(Page 2 of 2)
To counter the attack, CloudFlare used a technology called AnyCast, in which the company's data centers around the world present the same IP address, and the traffic is redirected -- and thinned out -- among the centers. In retaliation, the attackers directed their fire directly at CloudFlare, and then moved upstream to attack CloudFlare's bandwidth providers. The overflow caused major problems for Internet users, particularly in Europe.
The New York Times reported that CyberBunker has taken credit for the attack. The Dutch Web site hosting service has noted that "nobody every deputized Spamhaus to determine what goes and does not go on the Internet." Spamhaus, however, only offers lists to e-mail providers, who then determine which sources to block.
'Fat, Juicy Target'
CyberBunker's Web site boasts that "Dutch authorities and the police," as well as a Dutch SWAT team, have "made several attempts to enter the bunker by force," but none of the attempts were successful.
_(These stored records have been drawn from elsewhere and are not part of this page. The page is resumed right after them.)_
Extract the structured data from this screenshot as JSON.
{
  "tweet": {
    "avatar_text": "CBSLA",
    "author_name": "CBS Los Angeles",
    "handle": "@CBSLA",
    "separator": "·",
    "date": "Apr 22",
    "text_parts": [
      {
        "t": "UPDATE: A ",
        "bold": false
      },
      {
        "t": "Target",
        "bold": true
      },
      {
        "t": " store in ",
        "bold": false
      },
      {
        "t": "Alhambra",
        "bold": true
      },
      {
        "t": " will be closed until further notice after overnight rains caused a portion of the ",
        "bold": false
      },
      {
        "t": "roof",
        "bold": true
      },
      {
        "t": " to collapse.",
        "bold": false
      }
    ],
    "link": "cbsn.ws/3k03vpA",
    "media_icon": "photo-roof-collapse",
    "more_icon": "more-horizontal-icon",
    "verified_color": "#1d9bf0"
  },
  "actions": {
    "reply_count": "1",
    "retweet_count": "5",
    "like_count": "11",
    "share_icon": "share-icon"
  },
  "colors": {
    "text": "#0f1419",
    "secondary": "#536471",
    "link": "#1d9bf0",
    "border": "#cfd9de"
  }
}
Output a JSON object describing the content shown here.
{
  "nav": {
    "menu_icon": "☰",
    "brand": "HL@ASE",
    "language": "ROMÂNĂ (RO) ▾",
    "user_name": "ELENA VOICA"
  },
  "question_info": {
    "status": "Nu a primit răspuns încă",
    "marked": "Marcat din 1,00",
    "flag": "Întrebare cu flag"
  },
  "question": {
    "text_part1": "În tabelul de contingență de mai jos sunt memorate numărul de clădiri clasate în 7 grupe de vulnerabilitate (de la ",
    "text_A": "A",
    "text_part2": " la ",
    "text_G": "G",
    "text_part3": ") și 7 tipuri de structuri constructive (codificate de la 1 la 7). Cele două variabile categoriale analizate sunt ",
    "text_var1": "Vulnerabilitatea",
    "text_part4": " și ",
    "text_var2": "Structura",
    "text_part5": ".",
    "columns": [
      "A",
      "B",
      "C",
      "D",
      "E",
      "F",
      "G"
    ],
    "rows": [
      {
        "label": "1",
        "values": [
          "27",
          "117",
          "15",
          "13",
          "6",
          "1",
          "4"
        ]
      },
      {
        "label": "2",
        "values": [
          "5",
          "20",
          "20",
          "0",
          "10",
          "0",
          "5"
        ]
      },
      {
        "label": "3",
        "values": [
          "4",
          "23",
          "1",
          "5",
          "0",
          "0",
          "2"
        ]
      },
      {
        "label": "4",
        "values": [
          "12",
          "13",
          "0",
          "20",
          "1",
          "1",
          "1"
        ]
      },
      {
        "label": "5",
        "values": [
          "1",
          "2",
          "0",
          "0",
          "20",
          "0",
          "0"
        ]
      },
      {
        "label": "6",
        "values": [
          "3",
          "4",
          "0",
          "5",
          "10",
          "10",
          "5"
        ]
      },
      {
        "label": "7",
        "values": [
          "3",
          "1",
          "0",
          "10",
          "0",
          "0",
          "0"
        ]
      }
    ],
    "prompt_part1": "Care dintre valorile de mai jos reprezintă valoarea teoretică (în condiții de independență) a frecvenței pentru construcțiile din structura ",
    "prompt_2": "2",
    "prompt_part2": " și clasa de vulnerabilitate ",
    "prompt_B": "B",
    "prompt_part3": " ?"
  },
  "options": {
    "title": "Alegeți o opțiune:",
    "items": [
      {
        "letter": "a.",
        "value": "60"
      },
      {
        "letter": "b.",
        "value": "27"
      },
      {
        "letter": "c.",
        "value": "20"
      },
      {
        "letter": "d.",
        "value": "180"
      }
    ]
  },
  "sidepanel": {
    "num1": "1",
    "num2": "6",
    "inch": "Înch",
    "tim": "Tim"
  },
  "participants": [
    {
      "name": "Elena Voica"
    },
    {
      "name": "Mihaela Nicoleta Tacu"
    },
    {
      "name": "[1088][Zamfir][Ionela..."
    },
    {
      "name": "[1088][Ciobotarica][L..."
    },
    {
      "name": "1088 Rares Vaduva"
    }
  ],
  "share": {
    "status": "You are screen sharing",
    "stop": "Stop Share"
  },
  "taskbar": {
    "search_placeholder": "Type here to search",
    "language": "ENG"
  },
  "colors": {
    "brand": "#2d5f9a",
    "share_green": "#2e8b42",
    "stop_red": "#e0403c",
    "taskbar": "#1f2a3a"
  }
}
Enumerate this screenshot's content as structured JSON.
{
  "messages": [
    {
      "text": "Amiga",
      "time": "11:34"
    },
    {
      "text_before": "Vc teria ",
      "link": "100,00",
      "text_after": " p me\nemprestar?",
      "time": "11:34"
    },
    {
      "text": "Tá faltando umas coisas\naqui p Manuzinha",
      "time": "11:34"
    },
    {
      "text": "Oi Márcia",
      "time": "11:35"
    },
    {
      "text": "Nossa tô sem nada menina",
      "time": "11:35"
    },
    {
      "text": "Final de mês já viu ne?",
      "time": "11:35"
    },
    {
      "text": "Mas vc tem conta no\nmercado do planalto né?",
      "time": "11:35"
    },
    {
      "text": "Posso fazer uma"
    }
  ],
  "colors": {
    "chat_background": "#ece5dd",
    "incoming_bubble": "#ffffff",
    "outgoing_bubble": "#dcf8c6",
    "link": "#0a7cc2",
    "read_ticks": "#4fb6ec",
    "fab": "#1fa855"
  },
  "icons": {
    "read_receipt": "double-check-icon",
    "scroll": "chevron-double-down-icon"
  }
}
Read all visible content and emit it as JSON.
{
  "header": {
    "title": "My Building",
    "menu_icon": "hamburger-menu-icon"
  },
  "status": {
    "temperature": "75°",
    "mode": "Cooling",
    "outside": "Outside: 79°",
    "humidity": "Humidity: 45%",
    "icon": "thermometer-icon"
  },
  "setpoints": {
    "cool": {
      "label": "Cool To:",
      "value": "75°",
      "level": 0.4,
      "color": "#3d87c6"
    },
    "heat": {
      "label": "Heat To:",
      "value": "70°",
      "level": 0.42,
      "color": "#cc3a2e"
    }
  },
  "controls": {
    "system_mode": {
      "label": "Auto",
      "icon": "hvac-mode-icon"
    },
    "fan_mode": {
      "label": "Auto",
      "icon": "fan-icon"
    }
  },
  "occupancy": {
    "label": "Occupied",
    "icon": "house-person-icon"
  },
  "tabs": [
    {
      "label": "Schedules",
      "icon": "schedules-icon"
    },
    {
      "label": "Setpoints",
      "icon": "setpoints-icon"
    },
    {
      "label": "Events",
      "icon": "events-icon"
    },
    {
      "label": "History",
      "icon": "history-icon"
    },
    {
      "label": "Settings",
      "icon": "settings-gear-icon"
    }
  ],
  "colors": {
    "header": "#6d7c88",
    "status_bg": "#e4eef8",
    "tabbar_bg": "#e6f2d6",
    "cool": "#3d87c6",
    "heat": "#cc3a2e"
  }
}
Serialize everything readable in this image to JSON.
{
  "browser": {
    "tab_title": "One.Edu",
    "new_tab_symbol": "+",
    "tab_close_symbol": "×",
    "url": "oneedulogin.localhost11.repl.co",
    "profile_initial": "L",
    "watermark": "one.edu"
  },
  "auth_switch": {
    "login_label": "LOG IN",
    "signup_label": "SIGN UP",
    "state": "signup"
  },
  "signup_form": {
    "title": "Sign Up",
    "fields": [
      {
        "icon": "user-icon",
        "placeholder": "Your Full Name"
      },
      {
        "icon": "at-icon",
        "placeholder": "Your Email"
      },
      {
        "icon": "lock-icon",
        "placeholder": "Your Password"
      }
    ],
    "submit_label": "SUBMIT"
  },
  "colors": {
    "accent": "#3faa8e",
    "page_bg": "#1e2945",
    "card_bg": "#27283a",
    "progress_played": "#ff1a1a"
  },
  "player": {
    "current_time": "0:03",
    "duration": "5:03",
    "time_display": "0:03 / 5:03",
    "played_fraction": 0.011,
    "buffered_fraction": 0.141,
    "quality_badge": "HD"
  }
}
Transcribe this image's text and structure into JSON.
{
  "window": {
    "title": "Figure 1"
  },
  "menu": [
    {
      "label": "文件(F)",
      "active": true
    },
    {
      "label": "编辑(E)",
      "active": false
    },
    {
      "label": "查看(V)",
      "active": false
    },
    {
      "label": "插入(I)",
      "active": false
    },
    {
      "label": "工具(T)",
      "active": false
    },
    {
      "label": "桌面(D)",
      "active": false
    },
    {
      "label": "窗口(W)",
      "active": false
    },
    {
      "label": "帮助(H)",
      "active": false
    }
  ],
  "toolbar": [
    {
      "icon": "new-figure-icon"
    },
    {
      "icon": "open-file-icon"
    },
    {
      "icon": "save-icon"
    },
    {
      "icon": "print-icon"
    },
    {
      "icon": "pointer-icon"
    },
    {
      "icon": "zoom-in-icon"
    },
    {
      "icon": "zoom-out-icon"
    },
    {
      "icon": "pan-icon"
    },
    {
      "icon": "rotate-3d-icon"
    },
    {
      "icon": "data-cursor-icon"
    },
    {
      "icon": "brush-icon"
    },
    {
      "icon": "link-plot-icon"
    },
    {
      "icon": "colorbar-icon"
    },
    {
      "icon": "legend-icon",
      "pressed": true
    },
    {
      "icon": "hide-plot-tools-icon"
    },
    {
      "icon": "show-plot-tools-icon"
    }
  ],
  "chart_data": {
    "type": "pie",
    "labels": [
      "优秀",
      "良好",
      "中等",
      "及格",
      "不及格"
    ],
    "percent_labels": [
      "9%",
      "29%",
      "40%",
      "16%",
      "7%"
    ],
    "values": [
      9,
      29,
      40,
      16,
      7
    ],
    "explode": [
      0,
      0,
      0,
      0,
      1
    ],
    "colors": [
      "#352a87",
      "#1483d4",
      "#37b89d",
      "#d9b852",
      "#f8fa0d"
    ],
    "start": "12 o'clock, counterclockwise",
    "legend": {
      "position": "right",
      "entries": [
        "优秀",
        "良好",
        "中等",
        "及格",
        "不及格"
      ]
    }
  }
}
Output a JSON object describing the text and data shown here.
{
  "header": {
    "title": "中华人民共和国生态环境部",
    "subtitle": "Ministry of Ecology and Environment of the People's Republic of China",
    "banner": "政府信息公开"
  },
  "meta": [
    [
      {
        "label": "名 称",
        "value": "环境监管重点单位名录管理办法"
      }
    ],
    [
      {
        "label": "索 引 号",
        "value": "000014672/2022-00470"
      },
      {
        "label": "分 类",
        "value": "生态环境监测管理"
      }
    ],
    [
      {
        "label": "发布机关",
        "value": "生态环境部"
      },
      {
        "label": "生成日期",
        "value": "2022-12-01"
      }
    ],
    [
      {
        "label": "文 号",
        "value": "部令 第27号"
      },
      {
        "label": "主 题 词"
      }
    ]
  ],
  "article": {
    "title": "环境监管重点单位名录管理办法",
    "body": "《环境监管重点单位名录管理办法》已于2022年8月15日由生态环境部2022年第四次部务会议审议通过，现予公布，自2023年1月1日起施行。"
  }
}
The company is housed in a building referenced by its name --
a five-story former NATO bunker.
Peter Firstbrook, an analyst at Gartner, noted that "DNS is a pretty big, fat, juicy target," and added that, overall, it is not yet "a secure technology." He pointed out that CyberBunker "is not really serving its own interests" in this kind of attack.
To shame hosting providers into securing their DNS, CloudFlare has been publishing the names of providers that maintain the largest number of unsecured DNS resolvers, a tactic which the company said has decreased open DNS resolvers by 30 percent over four months.